YOUR INSTRUCTIONS
Work through the entries below and show every line in which "arrow" is found.

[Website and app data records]
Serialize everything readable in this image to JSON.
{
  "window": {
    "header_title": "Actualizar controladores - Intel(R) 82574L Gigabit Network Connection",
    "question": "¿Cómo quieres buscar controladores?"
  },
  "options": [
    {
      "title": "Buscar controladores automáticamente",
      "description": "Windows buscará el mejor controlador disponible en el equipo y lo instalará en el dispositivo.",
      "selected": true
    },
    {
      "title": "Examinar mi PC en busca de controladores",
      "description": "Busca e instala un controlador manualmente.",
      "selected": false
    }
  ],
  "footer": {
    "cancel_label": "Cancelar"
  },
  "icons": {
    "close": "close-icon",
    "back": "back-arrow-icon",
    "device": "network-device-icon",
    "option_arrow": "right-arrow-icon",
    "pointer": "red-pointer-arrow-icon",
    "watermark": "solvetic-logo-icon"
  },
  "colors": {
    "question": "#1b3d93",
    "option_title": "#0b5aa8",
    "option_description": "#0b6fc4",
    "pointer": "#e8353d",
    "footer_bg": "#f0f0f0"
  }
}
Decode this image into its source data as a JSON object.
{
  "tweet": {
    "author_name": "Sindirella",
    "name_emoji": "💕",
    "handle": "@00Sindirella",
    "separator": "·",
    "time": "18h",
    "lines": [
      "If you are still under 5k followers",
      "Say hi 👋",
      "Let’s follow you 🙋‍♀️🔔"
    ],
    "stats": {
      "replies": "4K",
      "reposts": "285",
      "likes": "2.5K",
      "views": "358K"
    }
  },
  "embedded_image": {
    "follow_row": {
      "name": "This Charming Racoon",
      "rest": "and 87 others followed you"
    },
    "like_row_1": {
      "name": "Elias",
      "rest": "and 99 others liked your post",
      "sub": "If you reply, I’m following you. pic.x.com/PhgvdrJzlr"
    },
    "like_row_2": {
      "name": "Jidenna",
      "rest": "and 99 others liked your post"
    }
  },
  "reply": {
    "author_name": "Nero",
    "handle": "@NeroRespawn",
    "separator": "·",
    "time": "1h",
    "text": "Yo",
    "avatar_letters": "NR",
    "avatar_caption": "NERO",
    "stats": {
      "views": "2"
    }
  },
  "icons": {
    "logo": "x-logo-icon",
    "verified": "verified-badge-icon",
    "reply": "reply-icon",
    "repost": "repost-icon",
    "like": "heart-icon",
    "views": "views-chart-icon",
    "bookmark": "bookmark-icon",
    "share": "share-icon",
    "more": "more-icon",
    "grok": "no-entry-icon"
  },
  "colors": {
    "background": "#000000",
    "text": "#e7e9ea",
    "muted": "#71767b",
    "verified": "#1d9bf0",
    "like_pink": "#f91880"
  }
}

YOUR RESPONSE
    "back": "back-arrow-icon",
    "option_arrow": "right-arrow-icon",
    "pointer": "red-pointer-arrow-icon",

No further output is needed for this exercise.